*** Data provided Section Begins ***

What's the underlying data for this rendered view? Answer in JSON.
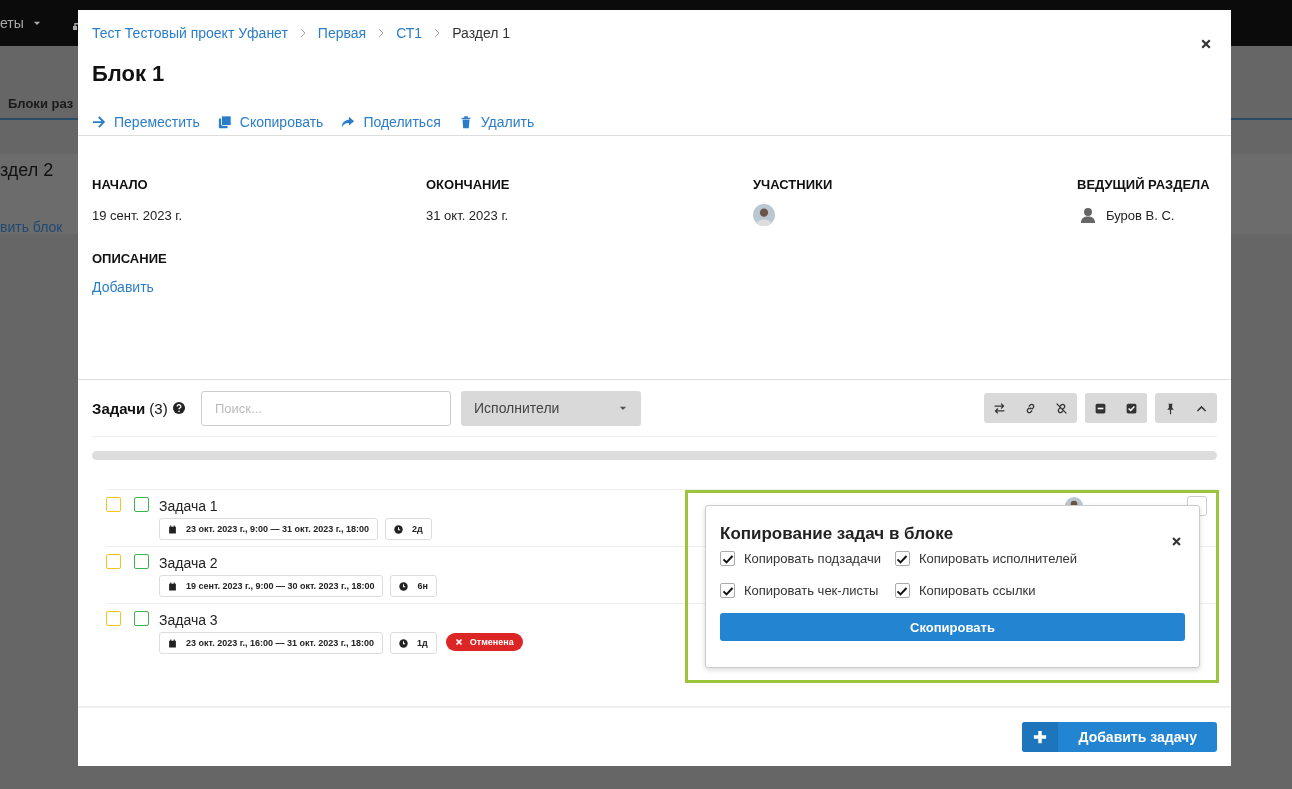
{
  "background": {
    "nav_item": "еты",
    "tab": "Блоки раз",
    "heading": "здел 2",
    "link": "вить блок"
  },
  "modal": {
    "breadcrumbs": [
      {
        "label": "Тест Тестовый проект Уфанет",
        "kind": "link"
      },
      {
        "label": "Первая",
        "kind": "link"
      },
      {
        "label": "СТ1",
        "kind": "link"
      },
      {
        "label": "Раздел 1",
        "kind": "current"
      }
    ],
    "title": "Блок 1",
    "actions": [
      {
        "label": "Переместить",
        "kind": "move"
      },
      {
        "label": "Скопировать",
        "kind": "copy"
      },
      {
        "label": "Поделиться",
        "kind": "share"
      },
      {
        "label": "Удалить",
        "kind": "delete"
      }
    ],
    "fields": [
      {
        "label": "НАЧАЛО",
        "kind": "text",
        "value": "19 сент. 2023 г."
      },
      {
        "label": "ОКОНЧАНИЕ",
        "kind": "text",
        "value": "31 окт. 2023 г."
      },
      {
        "label": "УЧАСТНИКИ",
        "kind": "avatars",
        "people": [
          {
            "kind": "avatar"
          }
        ]
      },
      {
        "label": "ВЕДУЩИЙ РАЗДЕЛА",
        "kind": "person",
        "value": "Буров В. С."
      }
    ],
    "description": {
      "label": "ОПИСАНИЕ",
      "link": "Добавить"
    },
    "tasks": {
      "title": "Задачи",
      "count": "(3)",
      "search_placeholder": "Поиск...",
      "filter": "Исполнители",
      "rows": [
        {
          "name": "Задача 1",
          "dates": "23 окт. 2023 г., 9:00 — 31 окт. 2023 г., 18:00",
          "duration": "2д",
          "checks": [
            {
              "checked": false,
              "color": "#f5c518"
            },
            {
              "checked": false,
              "color": "#3cb44b"
            }
          ],
          "assigned": true
        },
        {
          "name": "Задача 2",
          "dates": "19 сент. 2023 г., 9:00 — 30 окт. 2023 г., 18:00",
          "duration": "6н",
          "checks": [
            {
              "checked": false,
              "color": "#f5c518"
            },
            {
              "checked": false,
              "color": "#3cb44b"
            }
          ]
        },
        {
          "name": "Задача 3",
          "dates": "23 окт. 2023 г., 16:00 — 31 окт. 2023 г., 18:00",
          "duration": "1д",
          "checks": [
            {
              "checked": false,
              "color": "#f5c518"
            },
            {
              "checked": false,
              "color": "#3cb44b"
            }
          ],
          "status": "Отменена"
        }
      ]
    },
    "popover": {
      "title": "Копирование задач в блоке",
      "options": [
        {
          "label": "Копировать подзадачи",
          "checked": true
        },
        {
          "label": "Копировать исполнителей",
          "checked": true
        },
        {
          "label": "Копировать чек-листы",
          "checked": true
        },
        {
          "label": "Копировать ссылки",
          "checked": true
        }
      ],
      "button": "Скопировать"
    },
    "add_button": "Добавить задачу"
  }
}
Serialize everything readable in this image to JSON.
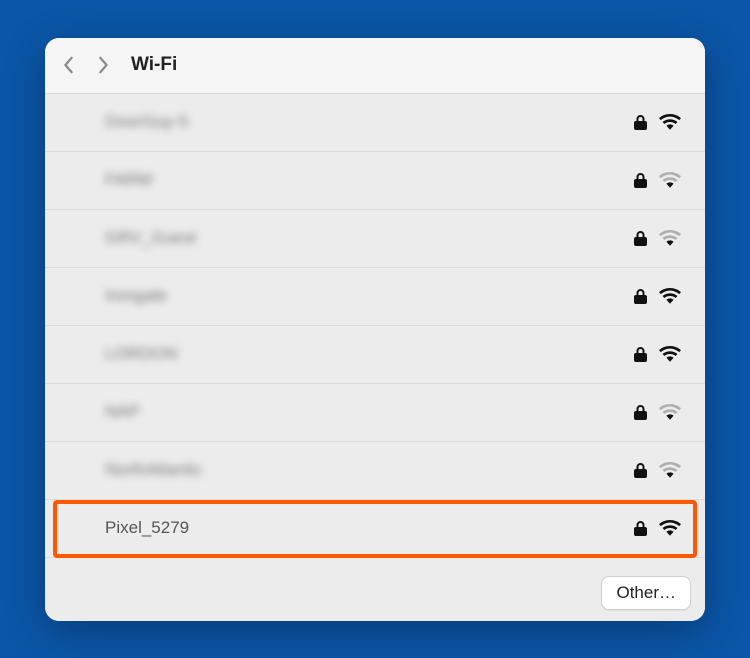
{
  "header": {
    "title": "Wi-Fi"
  },
  "networks": [
    {
      "ssid": "DoorGuy-5",
      "locked": true,
      "signal": "strong",
      "blurred": true
    },
    {
      "ssid": "FARM",
      "locked": true,
      "signal": "weak",
      "blurred": true
    },
    {
      "ssid": "GRV_Guest",
      "locked": true,
      "signal": "weak",
      "blurred": true
    },
    {
      "ssid": "Irongate",
      "locked": true,
      "signal": "strong",
      "blurred": true
    },
    {
      "ssid": "LORDON",
      "locked": true,
      "signal": "strong",
      "blurred": true
    },
    {
      "ssid": "NAP",
      "locked": true,
      "signal": "weak",
      "blurred": true
    },
    {
      "ssid": "NorthAtlantic",
      "locked": true,
      "signal": "weak",
      "blurred": true
    },
    {
      "ssid": "Pixel_5279",
      "locked": true,
      "signal": "strong",
      "blurred": false,
      "highlighted": true
    }
  ],
  "footer": {
    "other_label": "Other…"
  }
}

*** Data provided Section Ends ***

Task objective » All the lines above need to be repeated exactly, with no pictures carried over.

Response to the exercise »
What's the underlying data for this rendered view? Answer in JSON.
{
  "background": {
    "nav_item": "еты",
    "tab": "Блоки раз",
    "heading": "здел 2",
    "link": "вить блок"
  },
  "modal": {
    "breadcrumbs": [
      {
        "label": "Тест Тестовый проект Уфанет",
        "kind": "link"
      },
      {
        "label": "Первая",
        "kind": "link"
      },
      {
        "label": "СТ1",
        "kind": "link"
      },
      {
        "label": "Раздел 1",
        "kind": "current"
      }
    ],
    "title": "Блок 1",
    "actions": [
      {
        "label": "Переместить",
        "kind": "move"
      },
      {
        "label": "Скопировать",
        "kind": "copy"
      },
      {
        "label": "Поделиться",
        "kind": "share"
      },
      {
        "label": "Удалить",
        "kind": "delete"
      }
    ],
    "fields": [
      {
        "label": "НАЧАЛО",
        "kind": "text",
        "value": "19 сент. 2023 г."
      },
      {
        "label": "ОКОНЧАНИЕ",
        "kind": "text",
        "value": "31 окт. 2023 г."
      },
      {
        "label": "УЧАСТНИКИ",
        "kind": "avatars",
        "people": [
          {
            "kind": "avatar"
          }
        ]
      },
      {
        "label": "ВЕДУЩИЙ РАЗДЕЛА",
        "kind": "person",
        "value": "Буров В. С."
      }
    ],
    "description": {
      "label": "ОПИСАНИЕ",
      "link": "Добавить"
    },
    "tasks": {
      "title": "Задачи",
      "count": "(3)",
      "search_placeholder": "Поиск...",
      "filter": "Исполнители",
      "rows": [
        {
          "name": "Задача 1",
          "dates": "23 окт. 2023 г., 9:00 — 31 окт. 2023 г., 18:00",
          "duration": "2д",
          "checks": [
            {
              "checked": false,
              "color": "#f5c518"
            },
            {
              "checked": false,
              "color": "#3cb44b"
            }
          ],
          "assigned": true
        },
        {
          "name": "Задача 2",
          "dates": "19 сент. 2023 г., 9:00 — 30 окт. 2023 г., 18:00",
          "duration": "6н",
          "checks": [
            {
              "checked": false,
              "color": "#f5c518"
            },
            {
              "checked": false,
              "color": "#3cb44b"
            }
          ]
        },
        {
          "name": "Задача 3",
          "dates": "23 окт. 2023 г., 16:00 — 31 окт. 2023 г., 18:00",
          "duration": "1д",
          "checks": [
            {
              "checked": false,
              "color": "#f5c518"
            },
            {
              "checked": false,
              "color": "#3cb44b"
            }
          ],
          "status": "Отменена"
        }
      ]
    },
    "popover": {
      "title": "Копирование задач в блоке",
      "options": [
        {
          "label": "Копировать подзадачи",
          "checked": true
        },
        {
          "label": "Копировать исполнителей",
          "checked": true
        },
        {
          "label": "Копировать чек-листы",
          "checked": true
        },
        {
          "label": "Копировать ссылки",
          "checked": true
        }
      ],
      "button": "Скопировать"
    },
    "add_button": "Добавить задачу"
  }
}
Serialize everything readable in this image to JSON.
{
  "header": {
    "title": "Wi-Fi"
  },
  "networks": [
    {
      "ssid": "DoorGuy-5",
      "locked": true,
      "signal": "strong",
      "blurred": true
    },
    {
      "ssid": "FARM",
      "locked": true,
      "signal": "weak",
      "blurred": true
    },
    {
      "ssid": "GRV_Guest",
      "locked": true,
      "signal": "weak",
      "blurred": true
    },
    {
      "ssid": "Irongate",
      "locked": true,
      "signal": "strong",
      "blurred": true
    },
    {
      "ssid": "LORDON",
      "locked": true,
      "signal": "strong",
      "blurred": true
    },
    {
      "ssid": "NAP",
      "locked": true,
      "signal": "weak",
      "blurred": true
    },
    {
      "ssid": "NorthAtlantic",
      "locked": true,
      "signal": "weak",
      "blurred": true
    },
    {
      "ssid": "Pixel_5279",
      "locked": true,
      "signal": "strong",
      "blurred": false,
      "highlighted": true
    }
  ],
  "footer": {
    "other_label": "Other…"
  }
}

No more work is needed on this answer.